In MySQL a big portion of the problems you’re facing is different replication delays so there’s no surprise this is one of the most common interview questions on DBA interviews and I still found people having problems with explaining what they would do in a certain situation. This is why I decided to write a bit about the subject.
99% of times the reason is IO. The slave cannot keep up with the amount of writes it gets from the binary logs while in parallel it has to return results of queries as well. In spite of the common belief in MySQL it’s much easier to saturate the disk subsystem (even a raid 10 with 8 SAS disk and cache) than the network.
In this situation all you can do is try to remove some pressure from the slaves.

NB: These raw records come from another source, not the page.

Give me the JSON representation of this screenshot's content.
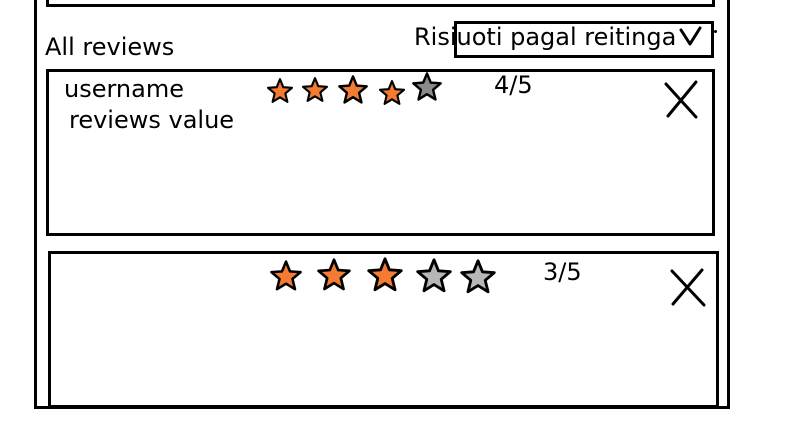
{
  "header": {
    "heading": "All reviews"
  },
  "sort": {
    "label": "Risiuoti pagal reitinga",
    "chevron_icon": "chevron-down-icon"
  },
  "reviews": [
    {
      "username": "username",
      "text": "reviews value",
      "rating": 4,
      "max_rating": 5,
      "score_label": "4/5",
      "delete_icon": "close-icon"
    },
    {
      "username": "",
      "text": "",
      "rating": 3,
      "max_rating": 5,
      "score_label": "3/5",
      "delete_icon": "close-icon"
    }
  ],
  "colors": {
    "star_filled": "#f47c32",
    "star_empty": "#b7b7b7",
    "star_empty_dark": "#8a8a8a",
    "outline": "#000000"
  }
}
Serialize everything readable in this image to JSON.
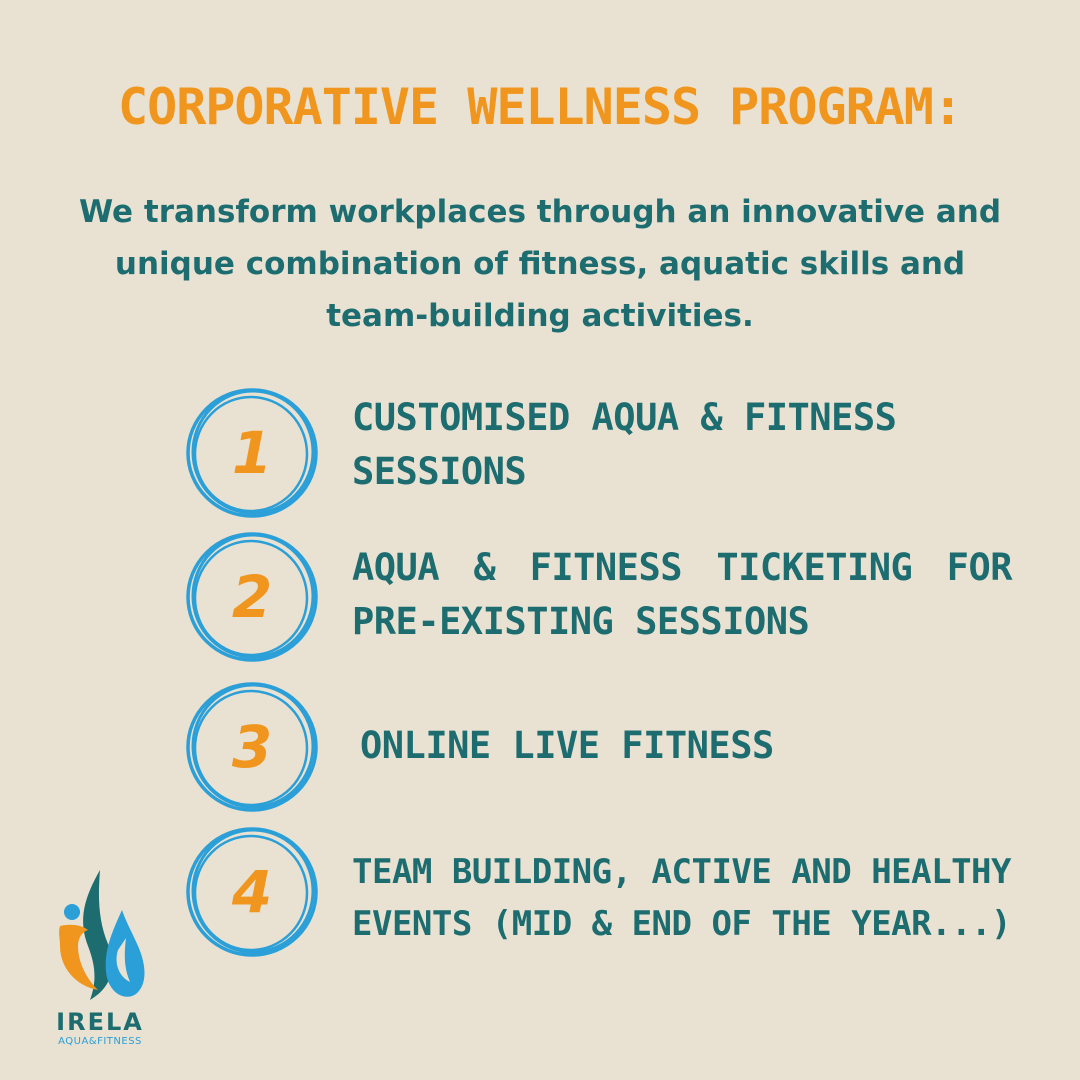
{
  "title": "Corporative Wellness Program:",
  "subtitle": "We transform workplaces through an innovative and unique combination of fitness, aquatic skills and team-building activities.",
  "items": [
    {
      "number": "1",
      "text": "Customised Aqua  & Fitness Sessions"
    },
    {
      "number": "2",
      "text": "Aqua & Fitness Ticketing for pre-existing sessions"
    },
    {
      "number": "3",
      "text": "Online Live Fitness"
    },
    {
      "number": "4",
      "text": "Team building, active and healthy events (mid & end of the year...)"
    }
  ],
  "logo": {
    "name": "IRELA",
    "tagline": "AQUA&FITNESS"
  },
  "colors": {
    "background": "#e9e2d2",
    "orange": "#f0961e",
    "teal": "#1c6c70",
    "blue": "#2a9fd8"
  }
}
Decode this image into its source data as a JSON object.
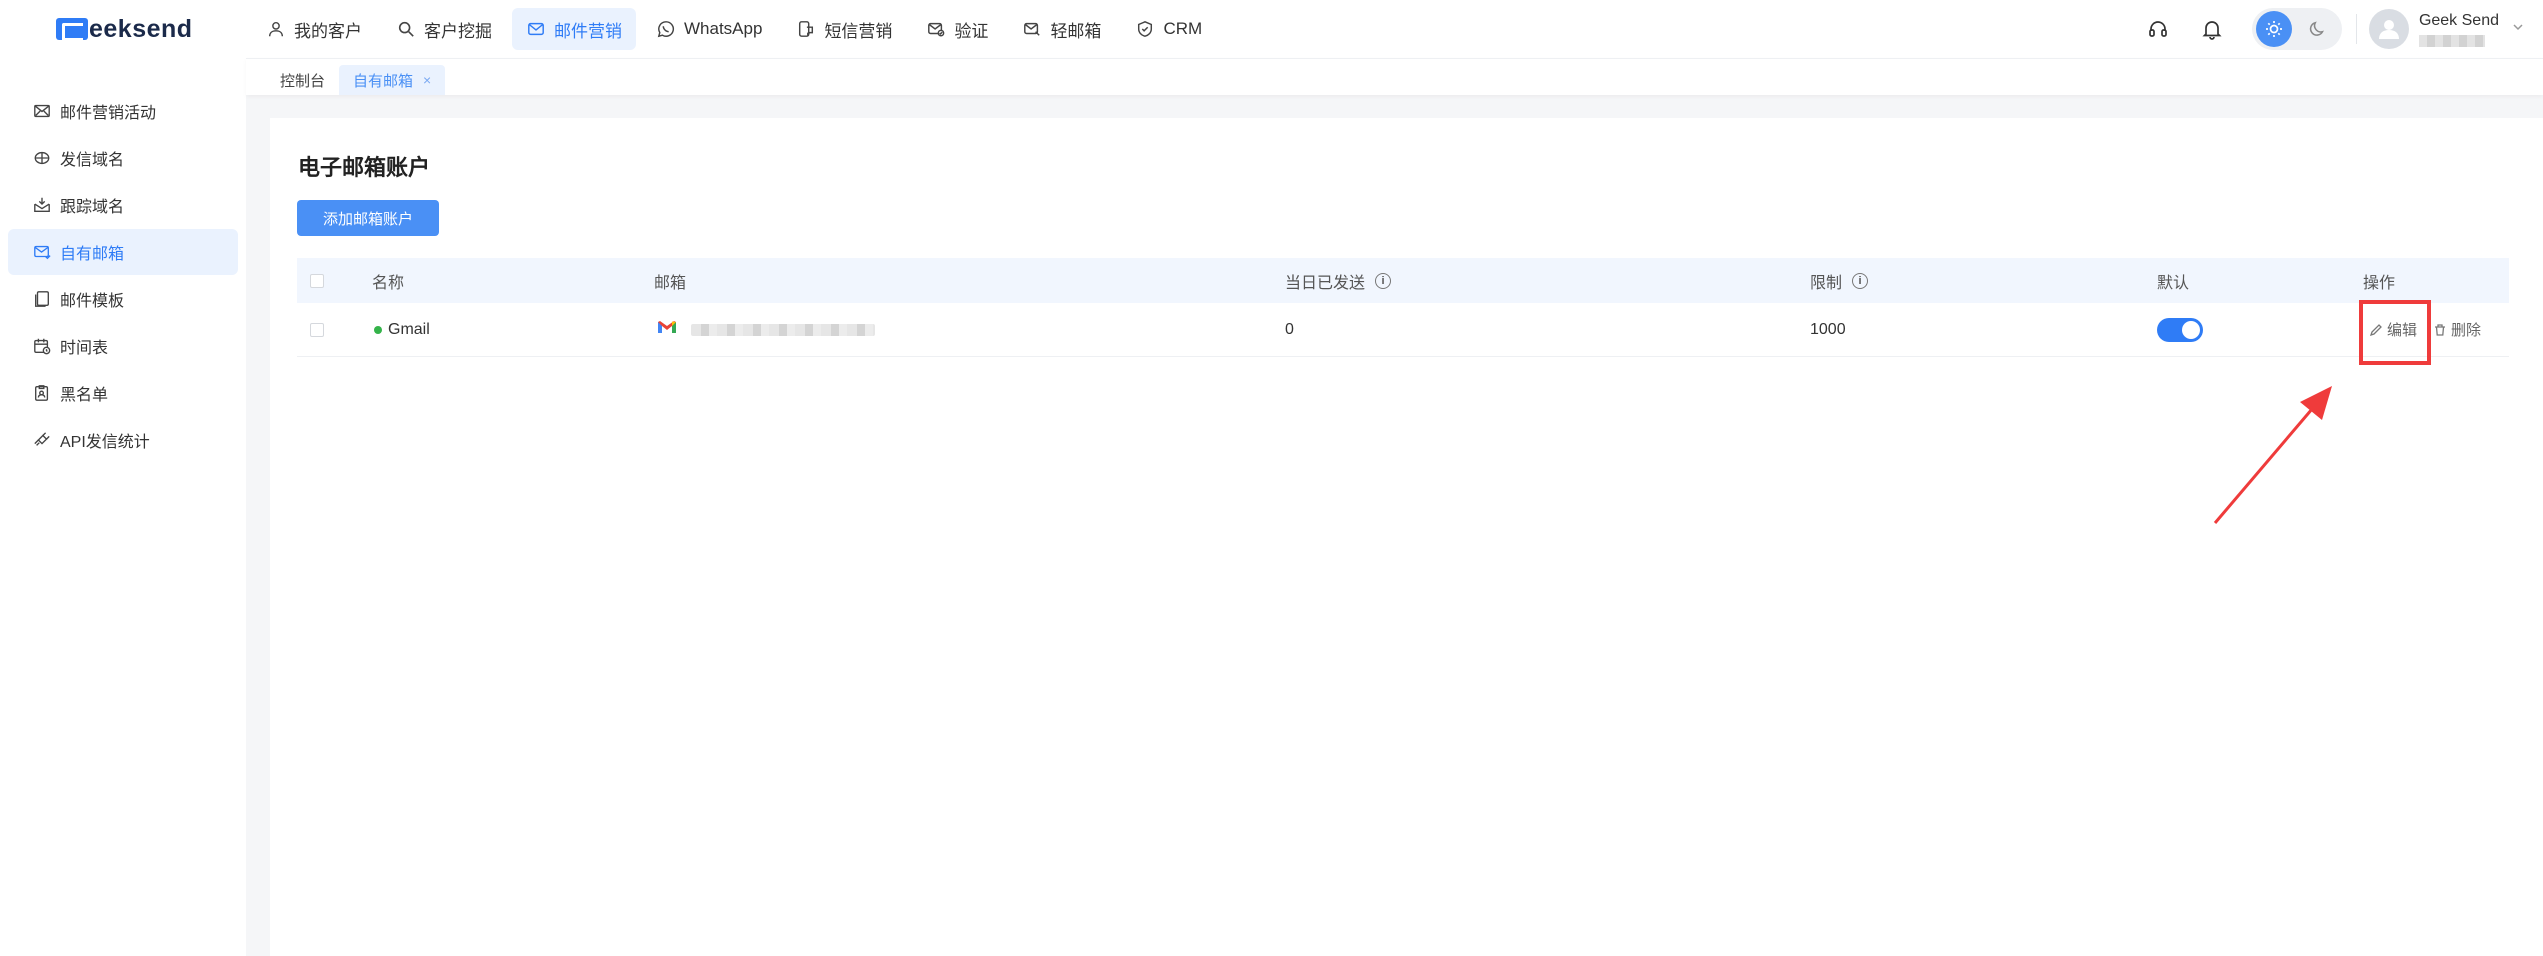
{
  "brand": {
    "logo_text": "eeksend",
    "accent": "#2f7cf6"
  },
  "nav": {
    "items": [
      {
        "label": "我的客户",
        "icon": "user-icon"
      },
      {
        "label": "客户挖掘",
        "icon": "search-icon"
      },
      {
        "label": "邮件营销",
        "icon": "mail-icon",
        "active": true
      },
      {
        "label": "WhatsApp",
        "icon": "whatsapp-icon"
      },
      {
        "label": "短信营销",
        "icon": "sms-icon"
      },
      {
        "label": "验证",
        "icon": "verify-icon"
      },
      {
        "label": "轻邮箱",
        "icon": "light-mail-icon"
      },
      {
        "label": "CRM",
        "icon": "crm-icon"
      }
    ]
  },
  "user": {
    "name": "Geek Send"
  },
  "sidebar": {
    "items": [
      {
        "label": "邮件营销活动",
        "icon": "campaign-icon"
      },
      {
        "label": "发信域名",
        "icon": "domain-icon"
      },
      {
        "label": "跟踪域名",
        "icon": "tracking-icon"
      },
      {
        "label": "自有邮箱",
        "icon": "mailbox-icon",
        "active": true
      },
      {
        "label": "邮件模板",
        "icon": "template-icon"
      },
      {
        "label": "时间表",
        "icon": "schedule-icon"
      },
      {
        "label": "黑名单",
        "icon": "blacklist-icon"
      },
      {
        "label": "API发信统计",
        "icon": "api-icon"
      }
    ]
  },
  "tabs": [
    {
      "label": "控制台"
    },
    {
      "label": "自有邮箱",
      "active": true,
      "close": "×"
    }
  ],
  "main": {
    "title": "电子邮箱账户",
    "add_button": "添加邮箱账户",
    "columns": {
      "name": "名称",
      "email": "邮箱",
      "sent_today": "当日已发送",
      "limit": "限制",
      "default": "默认",
      "actions": "操作"
    },
    "info_glyph": "i",
    "rows": [
      {
        "name": "Gmail",
        "status_color": "#34b34a",
        "sent_today": "0",
        "limit": "1000",
        "default": true,
        "edit": "编辑",
        "delete": "删除"
      }
    ]
  }
}
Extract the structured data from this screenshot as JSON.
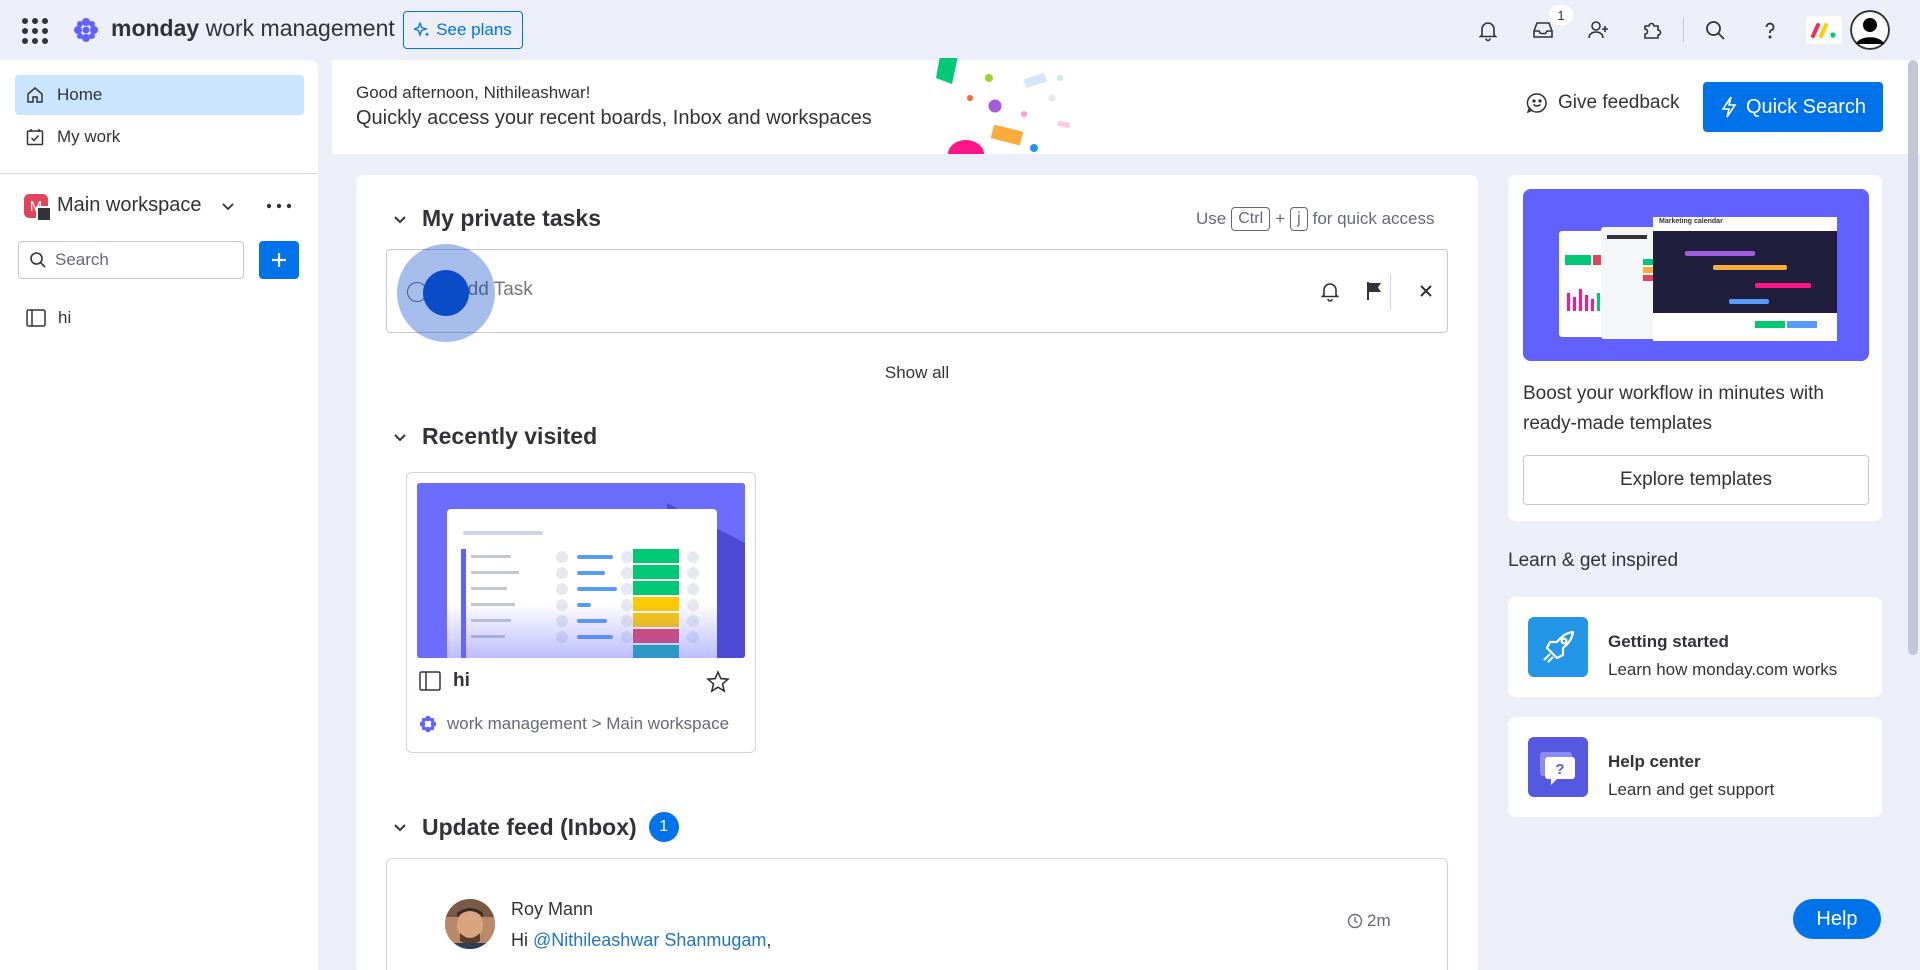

One way to do this is setting innodb_flush_log_at_trx_commit to 2 if it used to be 1. Usually this is enough.…[Read more]